The cams E, E, should be so set on their respective shafts that when either of the valves is closed, the side of its respective cam yoke upon which the 'cam acts to open the valve, viz., the side farthest from the valve, should touch that part of the side f, of its cam, that is nearest the axis of the shaft.

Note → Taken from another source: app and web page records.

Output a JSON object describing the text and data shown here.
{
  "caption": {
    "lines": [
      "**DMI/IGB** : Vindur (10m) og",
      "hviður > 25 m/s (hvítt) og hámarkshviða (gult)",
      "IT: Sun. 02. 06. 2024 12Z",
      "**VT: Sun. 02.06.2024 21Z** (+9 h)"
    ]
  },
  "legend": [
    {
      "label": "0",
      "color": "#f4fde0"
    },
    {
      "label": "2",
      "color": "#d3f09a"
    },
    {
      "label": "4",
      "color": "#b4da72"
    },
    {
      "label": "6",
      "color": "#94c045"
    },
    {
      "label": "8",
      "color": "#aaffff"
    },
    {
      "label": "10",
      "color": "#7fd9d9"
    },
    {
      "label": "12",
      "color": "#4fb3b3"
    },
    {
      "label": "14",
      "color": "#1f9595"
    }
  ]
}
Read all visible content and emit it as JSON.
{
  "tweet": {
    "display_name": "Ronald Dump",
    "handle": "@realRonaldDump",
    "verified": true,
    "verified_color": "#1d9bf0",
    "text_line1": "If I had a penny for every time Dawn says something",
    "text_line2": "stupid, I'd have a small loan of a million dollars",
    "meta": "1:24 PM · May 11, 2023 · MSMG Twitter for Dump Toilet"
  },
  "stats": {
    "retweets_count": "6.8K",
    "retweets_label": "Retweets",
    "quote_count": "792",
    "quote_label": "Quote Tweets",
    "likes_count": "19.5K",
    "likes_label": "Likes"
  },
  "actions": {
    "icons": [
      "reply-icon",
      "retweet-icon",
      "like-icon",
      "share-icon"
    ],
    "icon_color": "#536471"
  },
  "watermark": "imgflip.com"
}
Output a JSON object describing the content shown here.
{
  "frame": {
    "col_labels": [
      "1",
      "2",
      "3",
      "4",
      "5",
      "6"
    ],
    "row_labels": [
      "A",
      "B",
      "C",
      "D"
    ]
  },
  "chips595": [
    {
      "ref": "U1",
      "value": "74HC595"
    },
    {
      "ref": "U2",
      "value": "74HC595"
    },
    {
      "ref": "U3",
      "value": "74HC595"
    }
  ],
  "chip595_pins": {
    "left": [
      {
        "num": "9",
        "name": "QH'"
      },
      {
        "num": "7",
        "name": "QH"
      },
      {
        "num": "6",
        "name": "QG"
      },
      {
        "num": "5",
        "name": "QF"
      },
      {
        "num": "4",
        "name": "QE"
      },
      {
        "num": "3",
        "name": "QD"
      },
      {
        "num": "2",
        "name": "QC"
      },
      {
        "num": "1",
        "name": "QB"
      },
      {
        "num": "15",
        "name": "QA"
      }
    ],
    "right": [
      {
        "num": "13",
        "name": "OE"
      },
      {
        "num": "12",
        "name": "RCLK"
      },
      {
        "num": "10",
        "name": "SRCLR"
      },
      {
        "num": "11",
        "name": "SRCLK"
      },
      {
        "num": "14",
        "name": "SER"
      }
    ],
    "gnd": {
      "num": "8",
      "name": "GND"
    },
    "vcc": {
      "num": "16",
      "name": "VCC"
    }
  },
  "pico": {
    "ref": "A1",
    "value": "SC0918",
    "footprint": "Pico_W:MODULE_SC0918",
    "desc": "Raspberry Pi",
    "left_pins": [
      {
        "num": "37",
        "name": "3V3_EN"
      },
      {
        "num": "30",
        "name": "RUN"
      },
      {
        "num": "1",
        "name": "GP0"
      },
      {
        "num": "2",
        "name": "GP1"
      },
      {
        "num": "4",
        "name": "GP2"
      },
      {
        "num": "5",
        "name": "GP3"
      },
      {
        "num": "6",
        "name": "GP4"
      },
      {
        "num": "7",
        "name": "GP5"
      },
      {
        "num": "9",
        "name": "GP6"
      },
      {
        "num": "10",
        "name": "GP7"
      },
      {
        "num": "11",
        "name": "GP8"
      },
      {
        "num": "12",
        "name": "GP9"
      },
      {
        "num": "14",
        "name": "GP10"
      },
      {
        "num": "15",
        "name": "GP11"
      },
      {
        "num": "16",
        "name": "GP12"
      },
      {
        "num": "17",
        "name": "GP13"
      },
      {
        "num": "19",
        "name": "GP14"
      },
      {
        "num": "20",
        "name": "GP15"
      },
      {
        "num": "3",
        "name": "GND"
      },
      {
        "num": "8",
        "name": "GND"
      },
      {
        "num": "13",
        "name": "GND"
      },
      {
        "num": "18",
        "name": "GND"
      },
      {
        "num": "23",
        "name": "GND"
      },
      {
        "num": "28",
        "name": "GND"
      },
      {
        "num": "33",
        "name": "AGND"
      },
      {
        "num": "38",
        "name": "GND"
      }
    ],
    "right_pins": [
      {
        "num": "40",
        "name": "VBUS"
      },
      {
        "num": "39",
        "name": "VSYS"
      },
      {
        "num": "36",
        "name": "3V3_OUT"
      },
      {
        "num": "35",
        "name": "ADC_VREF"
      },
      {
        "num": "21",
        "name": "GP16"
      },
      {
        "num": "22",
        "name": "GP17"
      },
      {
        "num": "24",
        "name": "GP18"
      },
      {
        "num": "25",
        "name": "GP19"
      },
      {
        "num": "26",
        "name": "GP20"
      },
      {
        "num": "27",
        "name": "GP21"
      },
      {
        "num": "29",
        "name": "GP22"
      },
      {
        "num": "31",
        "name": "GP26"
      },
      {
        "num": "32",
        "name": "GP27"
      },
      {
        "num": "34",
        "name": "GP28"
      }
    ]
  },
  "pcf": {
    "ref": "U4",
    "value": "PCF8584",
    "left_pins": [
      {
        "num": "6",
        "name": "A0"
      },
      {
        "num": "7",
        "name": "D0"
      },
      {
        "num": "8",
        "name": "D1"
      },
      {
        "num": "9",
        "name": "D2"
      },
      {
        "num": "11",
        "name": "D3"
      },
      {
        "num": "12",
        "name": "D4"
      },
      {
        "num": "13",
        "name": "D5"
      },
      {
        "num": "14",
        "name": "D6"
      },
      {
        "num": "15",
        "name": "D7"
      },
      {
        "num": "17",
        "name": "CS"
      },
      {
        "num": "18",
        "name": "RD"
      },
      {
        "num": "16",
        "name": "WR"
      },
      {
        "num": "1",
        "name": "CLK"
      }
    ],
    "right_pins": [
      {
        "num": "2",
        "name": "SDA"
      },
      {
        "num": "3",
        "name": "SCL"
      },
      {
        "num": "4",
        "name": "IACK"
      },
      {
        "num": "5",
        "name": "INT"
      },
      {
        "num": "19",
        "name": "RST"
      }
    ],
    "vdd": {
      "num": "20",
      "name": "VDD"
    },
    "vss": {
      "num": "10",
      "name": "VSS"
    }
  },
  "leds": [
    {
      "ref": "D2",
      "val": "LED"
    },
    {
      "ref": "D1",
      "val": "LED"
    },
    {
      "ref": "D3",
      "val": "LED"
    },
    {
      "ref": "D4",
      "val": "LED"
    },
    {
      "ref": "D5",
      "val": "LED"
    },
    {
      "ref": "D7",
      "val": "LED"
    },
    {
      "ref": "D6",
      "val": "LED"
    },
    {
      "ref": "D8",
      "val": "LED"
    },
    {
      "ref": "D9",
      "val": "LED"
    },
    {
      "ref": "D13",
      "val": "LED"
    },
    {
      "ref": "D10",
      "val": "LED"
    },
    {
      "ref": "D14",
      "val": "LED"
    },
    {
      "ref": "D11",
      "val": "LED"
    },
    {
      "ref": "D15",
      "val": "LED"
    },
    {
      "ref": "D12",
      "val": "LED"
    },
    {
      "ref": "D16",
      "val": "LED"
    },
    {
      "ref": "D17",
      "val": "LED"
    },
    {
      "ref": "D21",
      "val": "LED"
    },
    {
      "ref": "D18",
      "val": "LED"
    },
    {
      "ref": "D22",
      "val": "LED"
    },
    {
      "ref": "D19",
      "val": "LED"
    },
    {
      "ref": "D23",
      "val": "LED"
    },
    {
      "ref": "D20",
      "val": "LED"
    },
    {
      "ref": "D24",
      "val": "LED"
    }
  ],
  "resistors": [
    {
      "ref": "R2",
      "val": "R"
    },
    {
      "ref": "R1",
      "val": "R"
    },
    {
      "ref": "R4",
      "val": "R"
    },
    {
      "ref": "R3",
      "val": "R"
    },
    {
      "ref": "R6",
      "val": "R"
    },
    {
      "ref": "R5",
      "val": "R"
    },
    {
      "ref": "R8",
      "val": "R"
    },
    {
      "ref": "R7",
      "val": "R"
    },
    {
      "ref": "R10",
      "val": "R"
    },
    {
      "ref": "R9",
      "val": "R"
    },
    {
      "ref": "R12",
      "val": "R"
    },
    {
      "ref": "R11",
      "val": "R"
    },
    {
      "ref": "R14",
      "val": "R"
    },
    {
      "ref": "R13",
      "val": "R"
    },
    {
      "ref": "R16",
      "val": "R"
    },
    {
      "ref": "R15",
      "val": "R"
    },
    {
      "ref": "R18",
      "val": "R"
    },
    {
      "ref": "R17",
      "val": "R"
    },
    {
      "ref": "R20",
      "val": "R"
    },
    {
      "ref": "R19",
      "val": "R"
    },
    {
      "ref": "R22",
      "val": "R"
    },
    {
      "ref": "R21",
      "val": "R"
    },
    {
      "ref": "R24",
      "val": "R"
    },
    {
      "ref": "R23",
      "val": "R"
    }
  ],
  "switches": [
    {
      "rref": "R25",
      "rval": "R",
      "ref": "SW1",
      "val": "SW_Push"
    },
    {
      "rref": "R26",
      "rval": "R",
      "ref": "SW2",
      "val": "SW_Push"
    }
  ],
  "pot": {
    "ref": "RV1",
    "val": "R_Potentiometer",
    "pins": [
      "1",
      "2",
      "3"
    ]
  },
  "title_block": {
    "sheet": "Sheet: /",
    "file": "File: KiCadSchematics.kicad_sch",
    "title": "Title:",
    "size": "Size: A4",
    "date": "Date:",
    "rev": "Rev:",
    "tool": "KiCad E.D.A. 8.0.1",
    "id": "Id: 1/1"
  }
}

The cam E and yoke B, are represented in this condition in Fig. 1. By this arrangement, when either of the latch bars 7L, 71,', comes into operation on the arm g, or g', to start the valve, a very great leverage is exerted by the arm and though the valve opens at iirst very slowly, its motion is accelerated as the cam moves, the cam, in
common way, it is prevented slamming with 1 such violence as when it is acted upon directly or through a simple lever by the agency of gravitation or a spring.
To counteract still further the tendency of the valves to slam on their seats, I apply springs u, zo, in the side of the yokes on which the cams act in closing them.
I do not claim :any of the mechanism herein described for operating the cam shafts, as it differs little from the mechanism commonly employed for working valves with a tripping motion; nor do I claim, generally, operating valves by cams and yokes. But- Vhat I claim as my invention, and desire to secure by Letters Patent, is
The employment of cams form herein specified, applied in the manner described, to connect the valve stems with the rockshafts D, D', which receive the tripping motion, for the purposes herein set forth. Y
JAMES FllRGrUSON Vitnesses:
LAFAYETTE KEITH, GEORGE B. STETsoN.
E, E, of the